If you’re someone who tends spin out into a meltdown, rage, shutdown, or anxiety attack, things can be really difficult.
A small frustration or fear can be turned into something huge, and ruin your entire day.
If this is you, know that you’re not alone. This happens to a lot of people, in a variety of ways:
- Getting frustrated with someone and then turning that into anger that can rage or simmer all day, putting you in a foul mood.
- Feeling fear or hurt, you might get caught up in a mental narrative that causes you to have an anxiety attack or shut down, that might take you hours to recover from.
- Feeling bad about something you did or failed to do, you might start spinning into feeling really bad about yourself, and drop into a state of discouragement about everything.
What can we do if this is happening? Let’s take a look at what’s going on, and then look at some ideas for what we might do.
How We Spin into Disaster Mode
The initial difficulty that we encounter is rarely a major disaster — it’s usually just a feeling of uncertainty or fear:
- Frustration when someone behaves in a way we don’t like.
- Fear and hurt we feel when we’re criticized.
- Self-doubt when we don’t do as well as we’d like at something (procrastination, for example).
This initial feeling of fear, uncertainty or frustration isn’t necessarily a problem … it’s just a feeling. It’s an initial tug at our hearts.
The real difficulty comes not from this intial tug or poke at the heart … it comes from what happens afterward:
- We feel the tug or poke at our heart, and then we go into a defense mechanism of spinning one of our usual narratives.
- The narrative might be about why the other person is wrong, why you are wrong, and how much of a huge deal this is.

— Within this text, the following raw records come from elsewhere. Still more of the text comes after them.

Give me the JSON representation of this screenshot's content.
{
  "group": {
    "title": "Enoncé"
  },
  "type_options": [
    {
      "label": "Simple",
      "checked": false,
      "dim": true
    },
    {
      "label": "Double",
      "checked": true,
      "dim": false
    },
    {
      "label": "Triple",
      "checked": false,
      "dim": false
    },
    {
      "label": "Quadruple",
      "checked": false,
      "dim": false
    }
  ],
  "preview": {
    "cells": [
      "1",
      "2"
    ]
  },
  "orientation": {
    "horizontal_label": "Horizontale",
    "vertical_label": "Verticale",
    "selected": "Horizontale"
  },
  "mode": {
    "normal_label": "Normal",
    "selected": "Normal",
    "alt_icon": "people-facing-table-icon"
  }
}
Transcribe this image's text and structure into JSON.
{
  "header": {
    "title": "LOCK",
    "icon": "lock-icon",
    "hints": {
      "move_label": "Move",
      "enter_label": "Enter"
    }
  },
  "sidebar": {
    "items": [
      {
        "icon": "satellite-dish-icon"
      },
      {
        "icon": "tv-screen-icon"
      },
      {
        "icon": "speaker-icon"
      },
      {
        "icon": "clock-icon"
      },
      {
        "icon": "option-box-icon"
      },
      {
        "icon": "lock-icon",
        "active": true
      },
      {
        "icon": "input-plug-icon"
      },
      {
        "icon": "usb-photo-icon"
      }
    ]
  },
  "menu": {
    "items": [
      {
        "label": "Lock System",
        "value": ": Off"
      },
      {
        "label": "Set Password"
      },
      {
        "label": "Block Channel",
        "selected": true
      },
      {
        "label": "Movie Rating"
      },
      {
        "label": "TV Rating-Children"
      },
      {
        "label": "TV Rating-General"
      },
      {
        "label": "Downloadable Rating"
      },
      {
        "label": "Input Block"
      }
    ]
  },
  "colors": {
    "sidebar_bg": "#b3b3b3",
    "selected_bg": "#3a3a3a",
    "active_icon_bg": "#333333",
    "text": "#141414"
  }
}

- This continues in a growing blaze until we’re in full-on disaster mode — we’ve gone from a tiny spark to full forest fire.
- Then we might have other things we do to cope with this disaster — yelling, throwing a tantrum, shutting down, hiding, comforting ourselves with food or web browsing or drugs or whatever your usual go-to coping mechanism is, or going into a depressive funk.
Even this is not that big of a deal. It’s just a passing storm. We don’t need to beat ourselves up if this is happening — in fact, what is needed is more love.
How to Stop Before Meltdown Occurs
If you look at the process above, the first step in the process is not a big deal. It’s just a tug or poke at our heart, a little spark of uncertainty or fear.
The trick is to catch it early — if we can catch it while it’s still just a spark, and hasn’t been turned into a forest fire, it’s much more manageable.
We can simple give ourselves some space to feel fear and uncertainty, or frustration, or whatever the feeling might be. We can take a few breaths. Give ourselves some compassion. And then let go and move on to the rest of our day.
How do we catch it early? Practice! We notice when there’s a full forest fire, and then reflect on when it was just a spark. At what point might we have caught it earlier? We can do this reflection without beating ourselves up, just noticing.
Then slowly, with this kind of practice, we might be able to notice in the moment when it’s just a spark. “Ooh, that hurt!” Or, “Yowza, that feels frustrating!” Catch it in the moment, before we’ve doused it with gasoline.
When we are able to catch it early, we can pause. Breathe for a few moments. Notice the feeling, as sensation in the body. Be present with the sensation, without getting caught up in the narrative that adds fuel to the fire.
When we get caught up in that narrative (which we will), we can simply notice that. Notice what the narrative is, notice that it is unhelpful (it only makes things worse), and see if you can turn from the narrative back to the sensation in the body. Let yourself feel this emotion as sensation.
From here, you can give yourself some compassion, some love. Take care of yourself, as you feel this uncertainty, fear, frustration.
Catch it early enough, with practice, and we can take care of the poke at our hearts with compassion and grace.
This article originally appeared here and has been re-published on this site with permission.